_Work instructions_
Could you filter the records below down to the lines that include the word "title"?

_Material to process_
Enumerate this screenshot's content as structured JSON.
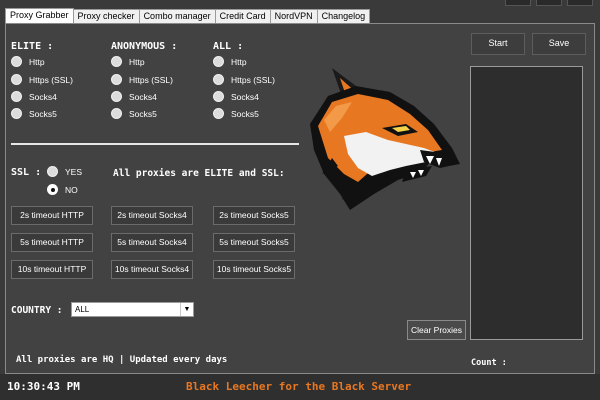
{
  "tabs": [
    {
      "label": "Proxy Grabber",
      "active": true
    },
    {
      "label": "Proxy checker",
      "active": false
    },
    {
      "label": "Combo manager",
      "active": false
    },
    {
      "label": "Credit Card",
      "active": false
    },
    {
      "label": "NordVPN",
      "active": false
    },
    {
      "label": "Changelog",
      "active": false
    }
  ],
  "columns": [
    {
      "title": "ELITE :",
      "options": [
        "Http",
        "Https (SSL)",
        "Socks4",
        "Socks5"
      ]
    },
    {
      "title": "ANONYMOUS :",
      "options": [
        "Http",
        "Https (SSL)",
        "Socks4",
        "Socks5"
      ]
    },
    {
      "title": "ALL :",
      "options": [
        "Http",
        "Https (SSL)",
        "Socks4",
        "Socks5"
      ]
    }
  ],
  "ssl": {
    "label": "SSL :",
    "yes": "YES",
    "no": "NO",
    "selected": "NO",
    "note": "All proxies are ELITE and SSL:"
  },
  "timeout_buttons": [
    [
      "2s timeout HTTP",
      "2s timeout Socks4",
      "2s timeout Socks5"
    ],
    [
      "5s timeout HTTP",
      "5s timeout Socks4",
      "5s timeout Socks5"
    ],
    [
      "10s timeout HTTP",
      "10s timeout Socks4",
      "10s timeout Socks5"
    ]
  ],
  "country": {
    "label": "COUNTRY :",
    "value": "ALL"
  },
  "actions": {
    "start": "Start",
    "save": "Save",
    "clear": "Clear Proxies"
  },
  "count_label": "Count :",
  "footer": {
    "info": "All proxies are HQ | Updated every days",
    "time": "10:30:43 PM",
    "title": "Black Leecher for the Black Server"
  },
  "logo": "fox-head-logo",
  "colors": {
    "accent": "#e87722",
    "background": "#424242",
    "panel_dark": "#2d2d2d"
  }
}
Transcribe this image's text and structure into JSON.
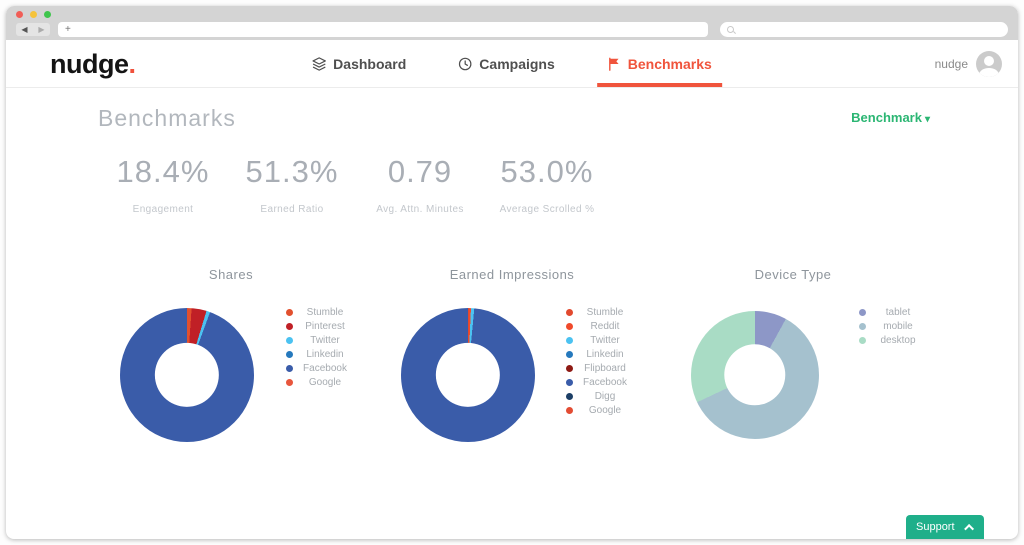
{
  "browser": {
    "back_glyph": "◀",
    "forward_glyph": "▶",
    "address_value": "",
    "search_value": ""
  },
  "nav": {
    "logo_text": "nudge",
    "logo_dot": ".",
    "items": [
      {
        "label": "Dashboard",
        "icon": "layers-icon",
        "active": false
      },
      {
        "label": "Campaigns",
        "icon": "clock-icon",
        "active": false
      },
      {
        "label": "Benchmarks",
        "icon": "flag-icon",
        "active": true
      }
    ],
    "user_name": "nudge"
  },
  "page": {
    "title": "Benchmarks",
    "filter_label": "Benchmark",
    "filter_caret": "▾"
  },
  "stats": [
    {
      "value": "18.4%",
      "label": "Engagement"
    },
    {
      "value": "51.3%",
      "label": "Earned Ratio"
    },
    {
      "value": "0.79",
      "label": "Avg. Attn. Minutes"
    },
    {
      "value": "53.0%",
      "label": "Average Scrolled %"
    }
  ],
  "chart_data": [
    {
      "type": "pie",
      "donut": true,
      "title": "Shares",
      "legend_position": "right",
      "series": [
        {
          "name": "Stumble",
          "value": 1.1,
          "color": "#e2502e"
        },
        {
          "name": "Pinterest",
          "value": 3.6,
          "color": "#c02026"
        },
        {
          "name": "Twitter",
          "value": 0.9,
          "color": "#4bc2f1"
        },
        {
          "name": "Linkedin",
          "value": 0.0,
          "color": "#2579bd"
        },
        {
          "name": "Facebook",
          "value": 94.4,
          "color": "#3a5ca9"
        },
        {
          "name": "Google",
          "value": 0.0,
          "color": "#e8563d"
        }
      ]
    },
    {
      "type": "pie",
      "donut": true,
      "title": "Earned Impressions",
      "legend_position": "right",
      "series": [
        {
          "name": "Stumble",
          "value": 0.3,
          "color": "#e2492e"
        },
        {
          "name": "Reddit",
          "value": 0.4,
          "color": "#f04a2b"
        },
        {
          "name": "Twitter",
          "value": 0.8,
          "color": "#4bc2f1"
        },
        {
          "name": "Linkedin",
          "value": 0.0,
          "color": "#2579bd"
        },
        {
          "name": "Flipboard",
          "value": 0.0,
          "color": "#8e1a14"
        },
        {
          "name": "Facebook",
          "value": 98.5,
          "color": "#3a5ca9"
        },
        {
          "name": "Digg",
          "value": 0.0,
          "color": "#1c3f66"
        },
        {
          "name": "Google",
          "value": 0.0,
          "color": "#e34c33"
        }
      ]
    },
    {
      "type": "pie",
      "donut": true,
      "title": "Device Type",
      "legend_position": "right",
      "series": [
        {
          "name": "tablet",
          "value": 8,
          "color": "#8d97c7"
        },
        {
          "name": "mobile",
          "value": 60,
          "color": "#a5c1ce"
        },
        {
          "name": "desktop",
          "value": 32,
          "color": "#a9dcc5"
        }
      ]
    }
  ],
  "support": {
    "label": "Support"
  },
  "colors": {
    "accent_orange": "#f0543c",
    "accent_green": "#2bb673",
    "support_green": "#1faf8a",
    "stat_text": "#a9aeb5"
  }
}
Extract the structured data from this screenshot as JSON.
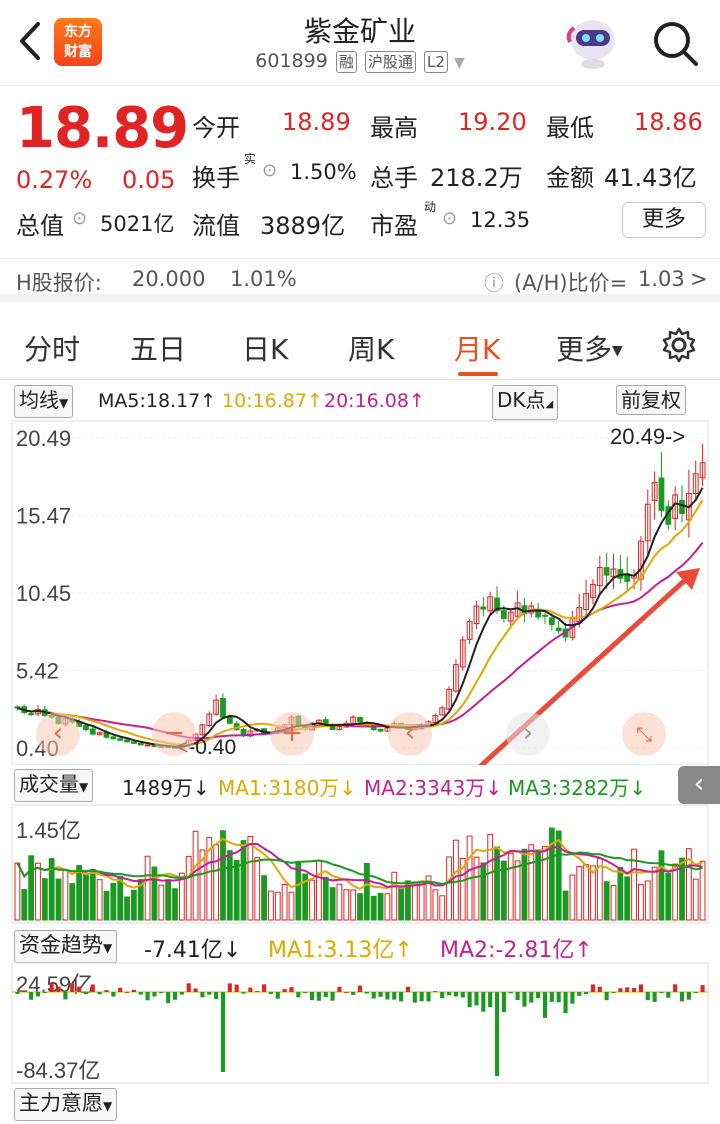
{
  "header": {
    "logo_line1": "东方",
    "logo_line2": "财富",
    "title": "紫金矿业",
    "code": "601899",
    "tag1": "融",
    "tag2": "沪股通",
    "tag3": "L2"
  },
  "quote": {
    "price": "18.89",
    "pct": "0.27%",
    "chg": "0.05",
    "open_label": "今开",
    "open": "18.89",
    "high_label": "最高",
    "high": "19.20",
    "low_label": "最低",
    "low": "18.86",
    "turnover_label": "换手",
    "turnover_sup": "实",
    "turnover": "1.50%",
    "vol_label": "总手",
    "vol": "218.2万",
    "amount_label": "金额",
    "amount": "41.43亿",
    "mcap_label": "总值",
    "mcap": "5021亿",
    "float_label": "流值",
    "float": "3889亿",
    "pe_label": "市盈",
    "pe_sup": "动",
    "pe": "12.35",
    "more_label": "更多"
  },
  "hshare": {
    "label": "H股报价:",
    "price": "20.000",
    "pct": "1.01%",
    "ratio_label": "(A/H)比价=",
    "ratio": "1.03",
    "arrow": ">"
  },
  "tabs": [
    "分时",
    "五日",
    "日K",
    "周K",
    "月K",
    "更多"
  ],
  "active_tab": "月K",
  "ma_row": {
    "selector": "均线",
    "ma5": "MA5:18.17",
    "ma10": "10:16.87",
    "ma20": "20:16.08",
    "dk": "DK点",
    "fq": "前复权"
  },
  "chart_data": {
    "type": "candlestick",
    "y_ticks": [
      "20.49",
      "15.47",
      "10.45",
      "5.42",
      "0.40"
    ],
    "ylim": [
      0.4,
      20.49
    ],
    "max_label": "20.49->",
    "min_label": "<-0.40",
    "close": [
      3.0,
      2.7,
      2.6,
      2.9,
      2.5,
      2.4,
      2.0,
      2.3,
      2.1,
      1.8,
      1.6,
      1.3,
      1.4,
      1.1,
      1.0,
      0.9,
      0.8,
      0.7,
      0.6,
      0.6,
      0.5,
      0.5,
      0.45,
      0.4,
      0.6,
      0.9,
      1.3,
      1.9,
      2.6,
      3.5,
      2.4,
      2.0,
      1.6,
      1.2,
      1.5,
      1.6,
      1.3,
      1.4,
      1.7,
      1.9,
      2.4,
      1.8,
      1.6,
      2.0,
      2.2,
      1.9,
      1.6,
      1.8,
      2.0,
      2.4,
      2.1,
      1.9,
      1.6,
      1.5,
      1.7,
      2.0,
      1.8,
      1.6,
      1.7,
      1.9,
      2.1,
      2.5,
      3.0,
      4.2,
      5.8,
      7.4,
      8.6,
      9.6,
      9.4,
      10.2,
      9.3,
      8.8,
      9.2,
      9.8,
      9.1,
      9.6,
      8.9,
      9.0,
      8.4,
      8.0,
      7.6,
      8.8,
      9.5,
      10.4,
      11.0,
      12.1,
      11.6,
      12.0,
      11.4,
      11.2,
      11.6,
      13.8,
      16.2,
      17.6,
      15.8,
      14.9,
      16.8,
      15.6,
      16.9,
      18.17,
      18.89
    ]
  },
  "vol_row": {
    "label": "成交量",
    "vol": "1489万",
    "ma1": "MA1:3180万",
    "ma2": "MA2:3343万",
    "ma3": "MA3:3282万",
    "arrow_down": "↓",
    "tick": "1.45亿"
  },
  "fund_row": {
    "label": "资金趋势",
    "val": "-7.41亿",
    "ma1": "MA1:3.13亿",
    "ma2": "MA2:-2.81亿",
    "arrow_down": "↓",
    "arrow_up": "↑",
    "top_tick": "24.59亿",
    "bottom_tick": "-84.37亿"
  },
  "intent": {
    "label": "主力意愿"
  },
  "colors": {
    "up": "#e02323",
    "down": "#1a9a20",
    "ma5": "#222222",
    "ma10": "#e0a800",
    "ma20": "#c0209a",
    "accent": "#e8501e"
  }
}
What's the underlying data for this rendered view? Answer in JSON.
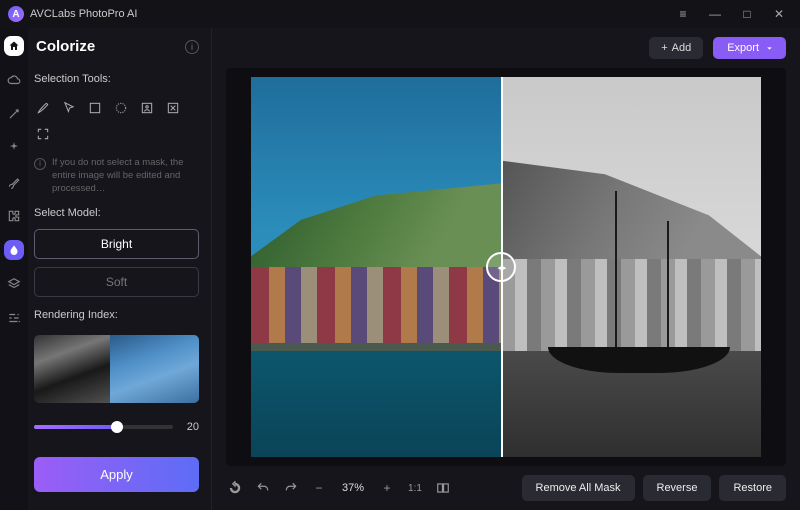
{
  "app": {
    "title": "AVCLabs PhotoPro AI"
  },
  "window": {
    "menu": "≡",
    "min": "—",
    "max": "□",
    "close": "✕"
  },
  "topbar": {
    "add": "Add",
    "add_icon": "+",
    "export": "Export"
  },
  "rail": {
    "items": [
      {
        "name": "home-icon",
        "active": "home"
      },
      {
        "name": "cloud-icon"
      },
      {
        "name": "magic-wand-icon"
      },
      {
        "name": "sparkle-icon"
      },
      {
        "name": "brush-icon"
      },
      {
        "name": "puzzle-icon"
      },
      {
        "name": "drop-icon",
        "active": "active"
      },
      {
        "name": "layers-icon"
      },
      {
        "name": "sliders-icon"
      }
    ]
  },
  "sidebar": {
    "title": "Colorize",
    "selection_label": "Selection Tools:",
    "hint": "If you do not select a mask, the entire image will be edited and processed…",
    "model_label": "Select Model:",
    "models": {
      "bright": "Bright",
      "soft": "Soft"
    },
    "rendering_label": "Rendering Index:",
    "rendering_value": "20",
    "apply": "Apply"
  },
  "viewer": {
    "zoom_pct": "37%",
    "ratio": "1:1",
    "remove_mask": "Remove All Mask",
    "reverse": "Reverse",
    "restore": "Restore"
  }
}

_Solution for this problem_
      "title": "ELITE :",
      "title": "ANONYMOUS :",
      "title": "ALL :",
    "title": "Black Leecher for the Black Server"
    "title": "Benchmarks",
      "title": "Shares",
      "title": "Earned Impressions",
      "title": "Device Type",
    "title": "紫金矿业",
    "title": "AVCLabs PhotoPro AI"
    "title": "Colorize",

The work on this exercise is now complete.